[Ed. – Because you can never contemplate death too much. Check here for the most likely way you’ll die, given the state you live in. You may be surprised. One thing the citizens of LU Nation won’t be surprised by, however, is the complete absence from this map series of the MSM’s favorite dead horse to flog: “gun violence.” Emphasis added.]
Two months ago, I wrote about the fun and the pitfalls of viral maps, a feature that included 88 simple maps of my own creation. Since then I’ve written up a bunch of short items on some of those maps, walking through how they can both illustrate great information and hide important details. At one point, I said I was done with these. Well, I wasn’t. Here’s another, on death. Enjoy!
The data used to create the table below are from a 2008 CDC report that’s based on numbers from 2005. Ideally, we’d have more up-to-date information, but their page on mortality tables indicates that there’s nothing more recent on state-by-state causes of death.
[One map] showed the most common causes of death excluding heart disease and cancer. The reason for the exclusions was to create more geographic variation.
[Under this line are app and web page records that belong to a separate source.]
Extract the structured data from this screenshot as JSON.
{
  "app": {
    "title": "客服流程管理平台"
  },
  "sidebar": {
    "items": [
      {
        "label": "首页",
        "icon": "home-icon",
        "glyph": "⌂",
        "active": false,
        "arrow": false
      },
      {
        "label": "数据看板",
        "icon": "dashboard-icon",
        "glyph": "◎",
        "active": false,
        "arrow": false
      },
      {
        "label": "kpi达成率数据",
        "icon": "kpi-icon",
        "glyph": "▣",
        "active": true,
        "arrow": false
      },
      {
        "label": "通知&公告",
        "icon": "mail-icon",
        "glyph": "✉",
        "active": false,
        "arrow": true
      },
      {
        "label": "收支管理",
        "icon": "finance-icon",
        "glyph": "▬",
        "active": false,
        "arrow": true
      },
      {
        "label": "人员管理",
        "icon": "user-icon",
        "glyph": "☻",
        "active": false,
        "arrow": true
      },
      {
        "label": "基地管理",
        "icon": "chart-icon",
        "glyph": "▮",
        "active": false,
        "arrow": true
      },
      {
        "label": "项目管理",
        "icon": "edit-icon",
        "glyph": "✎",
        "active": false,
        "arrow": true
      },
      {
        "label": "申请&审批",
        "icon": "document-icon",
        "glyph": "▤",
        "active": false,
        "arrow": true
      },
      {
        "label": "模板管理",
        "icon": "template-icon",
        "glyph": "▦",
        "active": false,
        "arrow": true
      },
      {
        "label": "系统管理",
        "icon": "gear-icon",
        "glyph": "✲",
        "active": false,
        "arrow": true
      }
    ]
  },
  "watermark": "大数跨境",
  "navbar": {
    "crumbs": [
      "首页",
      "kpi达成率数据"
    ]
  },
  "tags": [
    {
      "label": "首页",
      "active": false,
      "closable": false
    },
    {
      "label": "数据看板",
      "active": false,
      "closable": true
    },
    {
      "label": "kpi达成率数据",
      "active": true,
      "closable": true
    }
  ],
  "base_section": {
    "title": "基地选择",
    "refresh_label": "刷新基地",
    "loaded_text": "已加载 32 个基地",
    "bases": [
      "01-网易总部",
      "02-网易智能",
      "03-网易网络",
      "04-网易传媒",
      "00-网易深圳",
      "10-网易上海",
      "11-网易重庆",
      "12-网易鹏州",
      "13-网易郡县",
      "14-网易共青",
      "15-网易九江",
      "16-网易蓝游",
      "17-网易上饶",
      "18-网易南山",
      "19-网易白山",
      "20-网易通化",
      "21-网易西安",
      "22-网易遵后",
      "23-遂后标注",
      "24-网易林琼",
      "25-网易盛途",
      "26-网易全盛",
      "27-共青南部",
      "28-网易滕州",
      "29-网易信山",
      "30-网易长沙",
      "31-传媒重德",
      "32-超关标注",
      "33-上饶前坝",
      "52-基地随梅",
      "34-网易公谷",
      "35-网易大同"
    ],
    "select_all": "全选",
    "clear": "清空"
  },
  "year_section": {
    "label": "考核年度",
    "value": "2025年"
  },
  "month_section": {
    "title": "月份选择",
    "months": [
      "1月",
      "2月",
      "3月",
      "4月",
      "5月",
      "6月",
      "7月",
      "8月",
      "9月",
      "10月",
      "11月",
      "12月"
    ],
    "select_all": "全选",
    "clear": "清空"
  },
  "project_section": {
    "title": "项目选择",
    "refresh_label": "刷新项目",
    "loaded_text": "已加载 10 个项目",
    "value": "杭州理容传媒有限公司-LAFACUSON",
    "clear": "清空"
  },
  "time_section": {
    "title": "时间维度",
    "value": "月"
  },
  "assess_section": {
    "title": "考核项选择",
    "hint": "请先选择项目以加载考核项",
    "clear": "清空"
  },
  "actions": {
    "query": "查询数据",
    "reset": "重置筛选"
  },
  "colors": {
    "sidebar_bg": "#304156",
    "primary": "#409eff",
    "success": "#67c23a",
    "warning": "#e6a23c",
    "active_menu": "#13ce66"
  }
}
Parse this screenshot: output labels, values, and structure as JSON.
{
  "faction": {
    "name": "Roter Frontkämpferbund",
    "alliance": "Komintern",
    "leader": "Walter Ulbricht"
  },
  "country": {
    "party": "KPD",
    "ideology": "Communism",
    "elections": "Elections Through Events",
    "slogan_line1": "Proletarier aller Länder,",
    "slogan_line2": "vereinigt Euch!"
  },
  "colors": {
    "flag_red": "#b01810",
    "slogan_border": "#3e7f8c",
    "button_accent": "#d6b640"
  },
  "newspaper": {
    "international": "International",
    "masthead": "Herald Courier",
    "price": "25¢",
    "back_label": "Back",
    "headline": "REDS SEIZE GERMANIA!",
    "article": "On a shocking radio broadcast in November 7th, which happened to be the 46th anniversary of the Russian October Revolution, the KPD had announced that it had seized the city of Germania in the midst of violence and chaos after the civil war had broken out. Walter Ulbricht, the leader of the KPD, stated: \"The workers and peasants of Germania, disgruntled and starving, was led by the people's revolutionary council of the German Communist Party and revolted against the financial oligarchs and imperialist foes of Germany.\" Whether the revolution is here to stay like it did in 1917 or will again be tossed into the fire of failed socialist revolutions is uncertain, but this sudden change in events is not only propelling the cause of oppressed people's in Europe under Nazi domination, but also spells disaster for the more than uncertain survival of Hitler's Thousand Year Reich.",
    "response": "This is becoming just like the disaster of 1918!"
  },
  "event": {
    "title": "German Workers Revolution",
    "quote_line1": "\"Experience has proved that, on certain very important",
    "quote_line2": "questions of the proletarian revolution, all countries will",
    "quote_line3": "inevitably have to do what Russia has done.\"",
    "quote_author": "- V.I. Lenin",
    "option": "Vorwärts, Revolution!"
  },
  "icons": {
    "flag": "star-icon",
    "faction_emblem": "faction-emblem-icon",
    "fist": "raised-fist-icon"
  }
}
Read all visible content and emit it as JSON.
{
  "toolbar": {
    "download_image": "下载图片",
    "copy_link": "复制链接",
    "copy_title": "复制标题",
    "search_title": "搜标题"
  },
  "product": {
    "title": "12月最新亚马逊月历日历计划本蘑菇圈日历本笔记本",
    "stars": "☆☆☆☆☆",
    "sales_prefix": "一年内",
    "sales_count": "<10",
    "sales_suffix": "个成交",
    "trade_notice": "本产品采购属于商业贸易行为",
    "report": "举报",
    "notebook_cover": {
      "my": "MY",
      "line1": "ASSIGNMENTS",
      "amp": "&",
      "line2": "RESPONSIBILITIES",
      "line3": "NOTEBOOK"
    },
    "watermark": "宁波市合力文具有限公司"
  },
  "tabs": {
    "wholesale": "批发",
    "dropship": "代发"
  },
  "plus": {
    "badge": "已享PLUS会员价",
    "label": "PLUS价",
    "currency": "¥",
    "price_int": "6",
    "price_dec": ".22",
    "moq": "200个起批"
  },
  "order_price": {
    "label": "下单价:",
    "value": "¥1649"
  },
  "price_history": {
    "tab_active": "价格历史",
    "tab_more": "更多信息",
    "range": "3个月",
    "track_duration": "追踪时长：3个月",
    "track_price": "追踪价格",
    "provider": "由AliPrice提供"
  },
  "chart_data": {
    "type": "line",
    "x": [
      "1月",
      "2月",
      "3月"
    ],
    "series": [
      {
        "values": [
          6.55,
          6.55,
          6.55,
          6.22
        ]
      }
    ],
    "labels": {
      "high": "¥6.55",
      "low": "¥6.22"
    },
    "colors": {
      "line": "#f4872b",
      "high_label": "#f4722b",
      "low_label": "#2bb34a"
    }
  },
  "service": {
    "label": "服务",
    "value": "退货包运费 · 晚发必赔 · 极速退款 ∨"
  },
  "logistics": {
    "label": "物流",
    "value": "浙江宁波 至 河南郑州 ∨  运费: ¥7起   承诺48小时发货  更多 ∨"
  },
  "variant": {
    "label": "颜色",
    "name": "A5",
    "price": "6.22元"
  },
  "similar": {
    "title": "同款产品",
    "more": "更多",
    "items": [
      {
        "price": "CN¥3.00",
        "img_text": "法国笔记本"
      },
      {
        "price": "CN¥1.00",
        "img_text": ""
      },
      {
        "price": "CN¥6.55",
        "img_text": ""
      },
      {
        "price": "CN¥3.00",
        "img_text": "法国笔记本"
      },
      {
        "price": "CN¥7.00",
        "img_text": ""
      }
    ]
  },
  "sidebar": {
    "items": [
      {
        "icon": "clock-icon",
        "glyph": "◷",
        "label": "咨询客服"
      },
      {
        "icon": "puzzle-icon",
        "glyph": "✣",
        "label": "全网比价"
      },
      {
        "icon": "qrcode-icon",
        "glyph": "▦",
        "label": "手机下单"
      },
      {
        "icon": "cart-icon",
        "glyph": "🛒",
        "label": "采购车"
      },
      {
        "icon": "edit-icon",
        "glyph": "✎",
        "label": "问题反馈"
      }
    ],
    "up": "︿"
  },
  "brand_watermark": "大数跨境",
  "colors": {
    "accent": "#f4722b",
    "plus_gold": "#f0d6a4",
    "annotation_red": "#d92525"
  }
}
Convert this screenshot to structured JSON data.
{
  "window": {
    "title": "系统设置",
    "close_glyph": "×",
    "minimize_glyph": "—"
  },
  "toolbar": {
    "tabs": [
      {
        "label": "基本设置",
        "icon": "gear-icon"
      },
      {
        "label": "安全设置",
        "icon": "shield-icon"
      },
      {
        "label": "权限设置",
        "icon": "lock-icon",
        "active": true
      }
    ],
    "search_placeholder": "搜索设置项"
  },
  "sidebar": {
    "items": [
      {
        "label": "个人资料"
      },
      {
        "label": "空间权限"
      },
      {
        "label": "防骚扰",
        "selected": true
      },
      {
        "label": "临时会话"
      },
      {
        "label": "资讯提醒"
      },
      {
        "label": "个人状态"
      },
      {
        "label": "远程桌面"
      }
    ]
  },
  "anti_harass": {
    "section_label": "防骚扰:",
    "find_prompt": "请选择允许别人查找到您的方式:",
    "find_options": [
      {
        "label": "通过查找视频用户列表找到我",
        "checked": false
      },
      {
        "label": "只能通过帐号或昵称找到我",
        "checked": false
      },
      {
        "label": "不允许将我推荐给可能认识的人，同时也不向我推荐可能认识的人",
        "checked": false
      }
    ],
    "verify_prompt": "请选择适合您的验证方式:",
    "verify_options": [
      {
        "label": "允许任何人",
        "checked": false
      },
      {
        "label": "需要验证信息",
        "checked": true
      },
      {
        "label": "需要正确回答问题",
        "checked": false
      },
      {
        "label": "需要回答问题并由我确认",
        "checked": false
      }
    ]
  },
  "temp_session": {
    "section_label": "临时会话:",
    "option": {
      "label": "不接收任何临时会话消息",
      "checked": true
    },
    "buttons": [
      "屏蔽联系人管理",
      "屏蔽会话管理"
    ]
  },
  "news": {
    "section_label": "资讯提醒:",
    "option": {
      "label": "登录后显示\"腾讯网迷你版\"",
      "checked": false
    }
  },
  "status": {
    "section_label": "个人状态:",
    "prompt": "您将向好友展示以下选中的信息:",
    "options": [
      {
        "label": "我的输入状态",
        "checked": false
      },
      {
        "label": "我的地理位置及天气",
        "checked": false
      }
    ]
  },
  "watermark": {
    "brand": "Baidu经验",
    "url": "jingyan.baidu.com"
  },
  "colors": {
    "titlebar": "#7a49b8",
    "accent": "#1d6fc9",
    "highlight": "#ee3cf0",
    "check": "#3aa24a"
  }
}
Heart disease and cancer, the top two leading causes of deaths in every state, account for more deaths than the next eight causes of death combined.
In [the] first two maps, we still only see five causes of death: heart disease, cancer, stroke, accidents, and respiratory diseases. … I created a map in the original interactive that showed which cause (in the national top 10) affected each state at a rate most disproportionate to what one would expect based on the national rates.